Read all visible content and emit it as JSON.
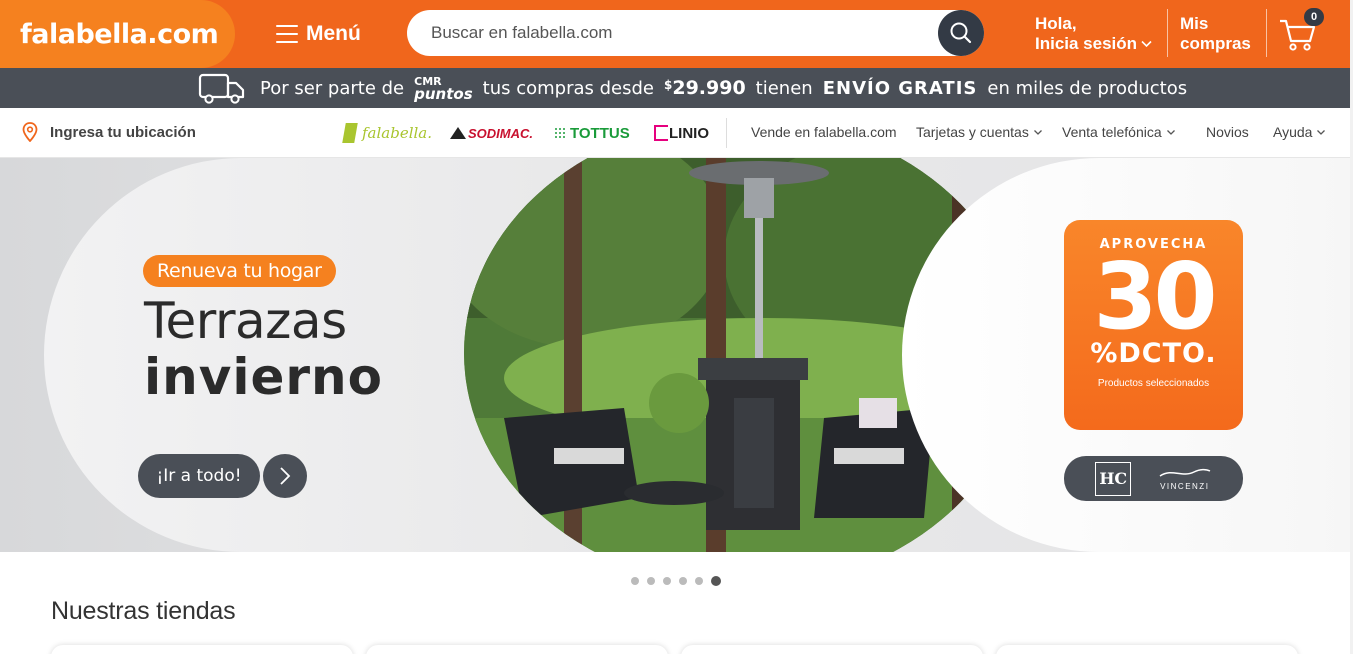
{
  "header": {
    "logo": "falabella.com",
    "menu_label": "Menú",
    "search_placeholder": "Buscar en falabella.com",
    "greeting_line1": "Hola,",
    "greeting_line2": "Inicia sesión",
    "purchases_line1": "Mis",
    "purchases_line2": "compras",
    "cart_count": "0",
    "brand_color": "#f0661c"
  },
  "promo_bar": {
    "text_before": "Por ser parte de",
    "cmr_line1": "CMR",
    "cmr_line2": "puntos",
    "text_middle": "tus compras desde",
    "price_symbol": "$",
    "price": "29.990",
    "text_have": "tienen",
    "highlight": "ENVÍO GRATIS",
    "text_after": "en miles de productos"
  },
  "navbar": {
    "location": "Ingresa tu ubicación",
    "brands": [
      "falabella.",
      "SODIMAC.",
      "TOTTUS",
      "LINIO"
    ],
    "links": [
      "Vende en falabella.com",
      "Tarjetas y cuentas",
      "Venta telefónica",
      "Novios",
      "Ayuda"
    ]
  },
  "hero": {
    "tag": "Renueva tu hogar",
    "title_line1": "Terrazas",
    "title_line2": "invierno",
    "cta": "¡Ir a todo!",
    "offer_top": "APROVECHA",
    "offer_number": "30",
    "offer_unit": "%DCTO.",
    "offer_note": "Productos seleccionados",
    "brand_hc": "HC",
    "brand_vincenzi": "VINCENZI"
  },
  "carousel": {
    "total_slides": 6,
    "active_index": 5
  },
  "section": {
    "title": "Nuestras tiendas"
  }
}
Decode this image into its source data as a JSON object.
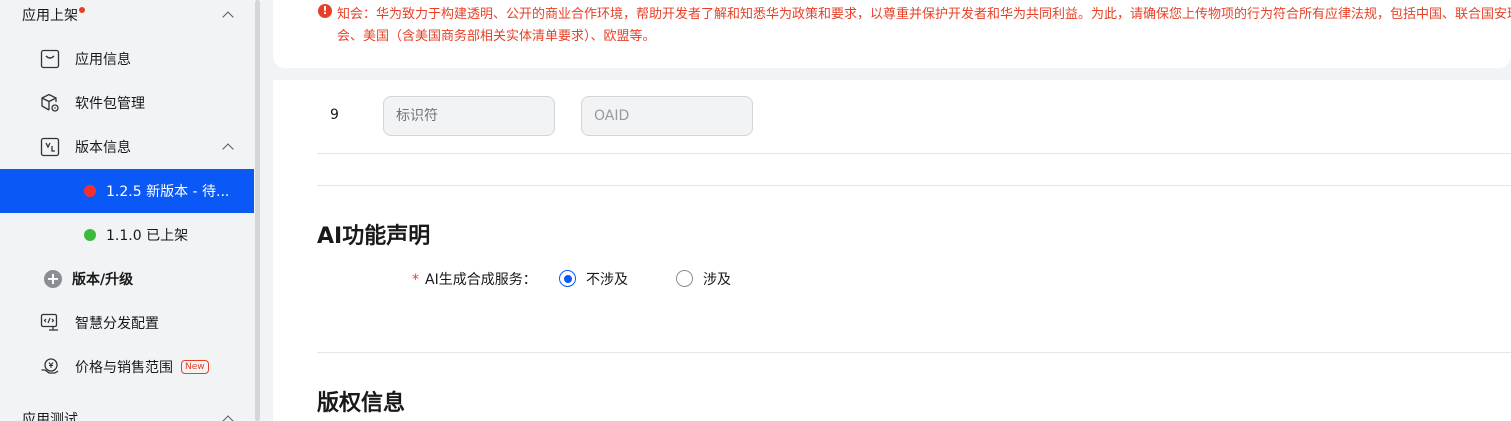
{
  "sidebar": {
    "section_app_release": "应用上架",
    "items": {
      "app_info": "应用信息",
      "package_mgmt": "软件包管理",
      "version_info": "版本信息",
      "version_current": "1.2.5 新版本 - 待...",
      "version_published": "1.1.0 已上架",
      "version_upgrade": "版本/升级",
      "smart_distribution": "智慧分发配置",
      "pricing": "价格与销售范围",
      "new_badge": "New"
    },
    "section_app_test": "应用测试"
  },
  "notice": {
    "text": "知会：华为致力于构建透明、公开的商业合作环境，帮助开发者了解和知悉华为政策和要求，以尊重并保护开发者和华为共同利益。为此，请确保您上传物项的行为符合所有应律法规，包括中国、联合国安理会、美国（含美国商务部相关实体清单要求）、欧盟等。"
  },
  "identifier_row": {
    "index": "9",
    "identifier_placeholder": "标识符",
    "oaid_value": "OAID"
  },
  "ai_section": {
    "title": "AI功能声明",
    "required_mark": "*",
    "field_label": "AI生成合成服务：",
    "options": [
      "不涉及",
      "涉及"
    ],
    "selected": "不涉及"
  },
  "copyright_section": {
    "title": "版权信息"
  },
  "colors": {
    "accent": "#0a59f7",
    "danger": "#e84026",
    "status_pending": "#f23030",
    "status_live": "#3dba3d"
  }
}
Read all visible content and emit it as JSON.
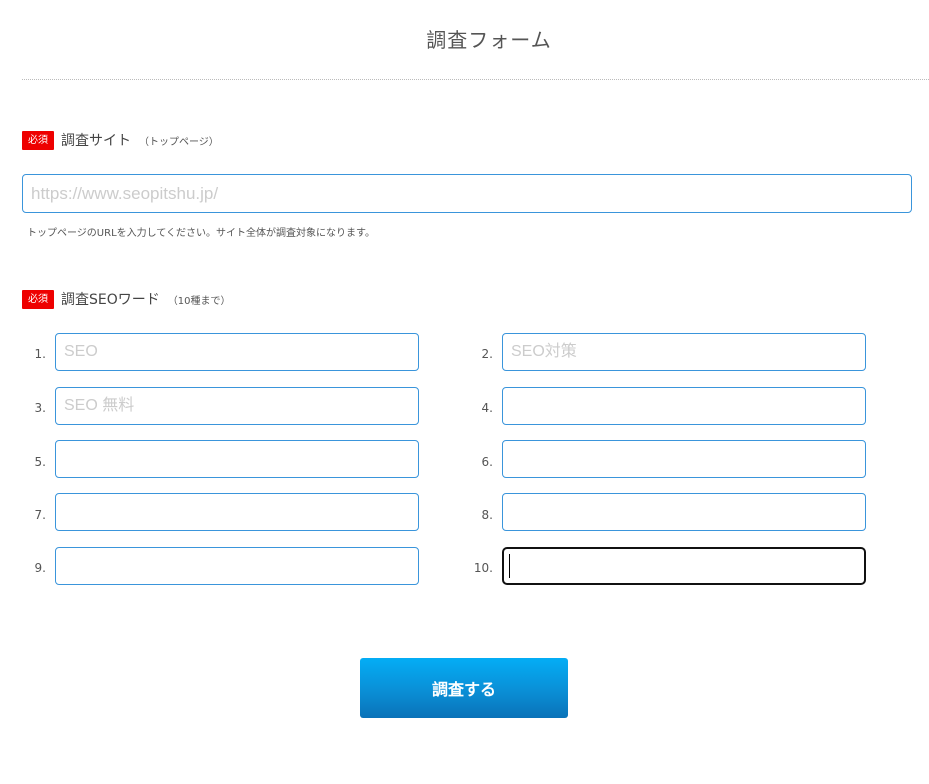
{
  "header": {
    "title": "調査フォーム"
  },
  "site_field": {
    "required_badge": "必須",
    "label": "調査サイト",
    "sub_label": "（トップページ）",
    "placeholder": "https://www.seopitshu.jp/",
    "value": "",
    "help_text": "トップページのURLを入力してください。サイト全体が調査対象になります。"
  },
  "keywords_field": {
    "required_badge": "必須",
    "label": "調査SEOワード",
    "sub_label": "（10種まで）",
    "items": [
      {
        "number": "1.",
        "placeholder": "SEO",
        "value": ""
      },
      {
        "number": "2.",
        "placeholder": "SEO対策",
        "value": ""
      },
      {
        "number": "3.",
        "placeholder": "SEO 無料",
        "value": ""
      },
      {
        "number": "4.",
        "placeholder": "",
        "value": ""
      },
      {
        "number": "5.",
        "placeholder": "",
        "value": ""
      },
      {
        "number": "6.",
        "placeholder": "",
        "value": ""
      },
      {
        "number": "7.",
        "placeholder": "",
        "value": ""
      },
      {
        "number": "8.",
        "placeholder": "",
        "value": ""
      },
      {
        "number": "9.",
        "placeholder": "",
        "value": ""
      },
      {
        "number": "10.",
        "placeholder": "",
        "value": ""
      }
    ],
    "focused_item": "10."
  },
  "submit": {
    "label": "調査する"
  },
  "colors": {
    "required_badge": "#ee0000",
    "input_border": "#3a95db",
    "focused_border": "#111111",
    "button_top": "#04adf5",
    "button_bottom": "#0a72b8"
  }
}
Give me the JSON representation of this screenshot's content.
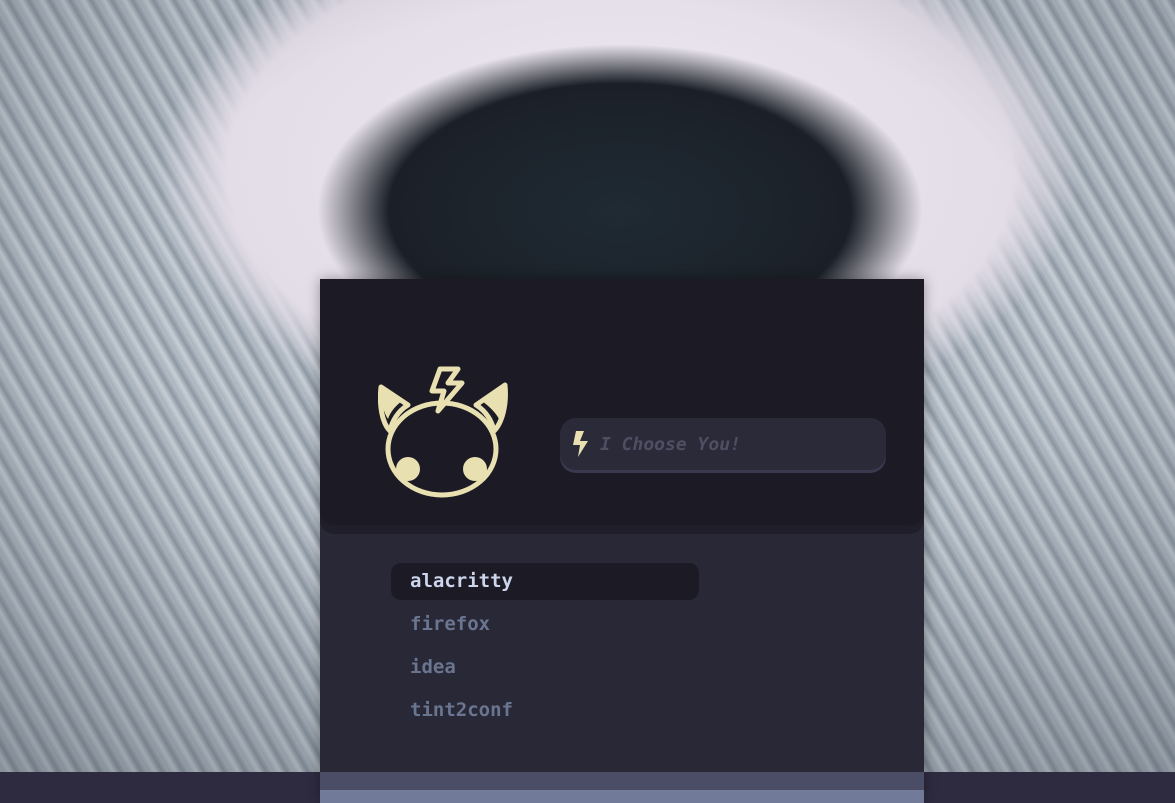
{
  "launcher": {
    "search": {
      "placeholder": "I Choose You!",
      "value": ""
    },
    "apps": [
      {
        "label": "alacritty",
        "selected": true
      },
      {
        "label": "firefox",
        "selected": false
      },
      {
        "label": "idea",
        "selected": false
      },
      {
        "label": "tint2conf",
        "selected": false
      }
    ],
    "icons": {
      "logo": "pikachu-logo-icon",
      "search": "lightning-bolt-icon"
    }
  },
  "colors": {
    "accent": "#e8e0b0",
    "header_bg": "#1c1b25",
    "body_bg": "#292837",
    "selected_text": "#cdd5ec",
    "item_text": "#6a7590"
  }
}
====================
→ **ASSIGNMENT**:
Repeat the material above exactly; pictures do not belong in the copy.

→ **ANSWER BOX**:
Read all visible content and emit it as JSON.
{
  "header": {
    "logo": "falabella.com",
    "menu_label": "Menú",
    "search_placeholder": "Buscar en falabella.com",
    "greeting_line1": "Hola,",
    "greeting_line2": "Inicia sesión",
    "purchases_line1": "Mis",
    "purchases_line2": "compras",
    "cart_count": "0",
    "brand_color": "#f0661c"
  },
  "promo_bar": {
    "text_before": "Por ser parte de",
    "cmr_line1": "CMR",
    "cmr_line2": "puntos",
    "text_middle": "tus compras desde",
    "price_symbol": "$",
    "price": "29.990",
    "text_have": "tienen",
    "highlight": "ENVÍO GRATIS",
    "text_after": "en miles de productos"
  },
  "navbar": {
    "location": "Ingresa tu ubicación",
    "brands": [
      "falabella.",
      "SODIMAC.",
      "TOTTUS",
      "LINIO"
    ],
    "links": [
      "Vende en falabella.com",
      "Tarjetas y cuentas",
      "Venta telefónica",
      "Novios",
      "Ayuda"
    ]
  },
  "hero": {
    "tag": "Renueva tu hogar",
    "title_line1": "Terrazas",
    "title_line2": "invierno",
    "cta": "¡Ir a todo!",
    "offer_top": "APROVECHA",
    "offer_number": "30",
    "offer_unit": "%DCTO.",
    "offer_note": "Productos seleccionados",
    "brand_hc": "HC",
    "brand_vincenzi": "VINCENZI"
  },
  "carousel": {
    "total_slides": 6,
    "active_index": 5
  },
  "section": {
    "title": "Nuestras tiendas"
  }
}
Decode this image into its source data as a JSON object.
{
  "sidebar": {
    "section_app_release": "应用上架",
    "items": {
      "app_info": "应用信息",
      "package_mgmt": "软件包管理",
      "version_info": "版本信息",
      "version_current": "1.2.5 新版本 - 待...",
      "version_published": "1.1.0 已上架",
      "version_upgrade": "版本/升级",
      "smart_distribution": "智慧分发配置",
      "pricing": "价格与销售范围",
      "new_badge": "New"
    },
    "section_app_test": "应用测试"
  },
  "notice": {
    "text": "知会：华为致力于构建透明、公开的商业合作环境，帮助开发者了解和知悉华为政策和要求，以尊重并保护开发者和华为共同利益。为此，请确保您上传物项的行为符合所有应律法规，包括中国、联合国安理会、美国（含美国商务部相关实体清单要求）、欧盟等。"
  },
  "identifier_row": {
    "index": "9",
    "identifier_placeholder": "标识符",
    "oaid_value": "OAID"
  },
  "ai_section": {
    "title": "AI功能声明",
    "required_mark": "*",
    "field_label": "AI生成合成服务：",
    "options": [
      "不涉及",
      "涉及"
    ],
    "selected": "不涉及"
  },
  "copyright_section": {
    "title": "版权信息"
  },
  "colors": {
    "accent": "#0a59f7",
    "danger": "#e84026",
    "status_pending": "#f23030",
    "status_live": "#3dba3d"
  }
}
Read all visible content and emit it as JSON.
{
  "header": {
    "title": "調査フォーム"
  },
  "site_field": {
    "required_badge": "必須",
    "label": "調査サイト",
    "sub_label": "（トップページ）",
    "placeholder": "https://www.seopitshu.jp/",
    "value": "",
    "help_text": "トップページのURLを入力してください。サイト全体が調査対象になります。"
  },
  "keywords_field": {
    "required_badge": "必須",
    "label": "調査SEOワード",
    "sub_label": "（10種まで）",
    "items": [
      {
        "number": "1.",
        "placeholder": "SEO",
        "value": ""
      },
      {
        "number": "2.",
        "placeholder": "SEO対策",
        "value": ""
      },
      {
        "number": "3.",
        "placeholder": "SEO 無料",
        "value": ""
      },
      {
        "number": "4.",
        "placeholder": "",
        "value": ""
      },
      {
        "number": "5.",
        "placeholder": "",
        "value": ""
      },
      {
        "number": "6.",
        "placeholder": "",
        "value": ""
      },
      {
        "number": "7.",
        "placeholder": "",
        "value": ""
      },
      {
        "number": "8.",
        "placeholder": "",
        "value": ""
      },
      {
        "number": "9.",
        "placeholder": "",
        "value": ""
      },
      {
        "number": "10.",
        "placeholder": "",
        "value": ""
      }
    ],
    "focused_item": "10."
  },
  "submit": {
    "label": "調査する"
  },
  "colors": {
    "required_badge": "#ee0000",
    "input_border": "#3a95db",
    "focused_border": "#111111",
    "button_top": "#04adf5",
    "button_bottom": "#0a72b8"
  }
}
Give me the JSON representation of this screenshot's content.
{
  "launcher": {
    "search": {
      "placeholder": "I Choose You!",
      "value": ""
    },
    "apps": [
      {
        "label": "alacritty",
        "selected": true
      },
      {
        "label": "firefox",
        "selected": false
      },
      {
        "label": "idea",
        "selected": false
      },
      {
        "label": "tint2conf",
        "selected": false
      }
    ],
    "icons": {
      "logo": "pikachu-logo-icon",
      "search": "lightning-bolt-icon"
    }
  },
  "colors": {
    "accent": "#e8e0b0",
    "header_bg": "#1c1b25",
    "body_bg": "#292837",
    "selected_text": "#cdd5ec",
    "item_text": "#6a7590"
  }
}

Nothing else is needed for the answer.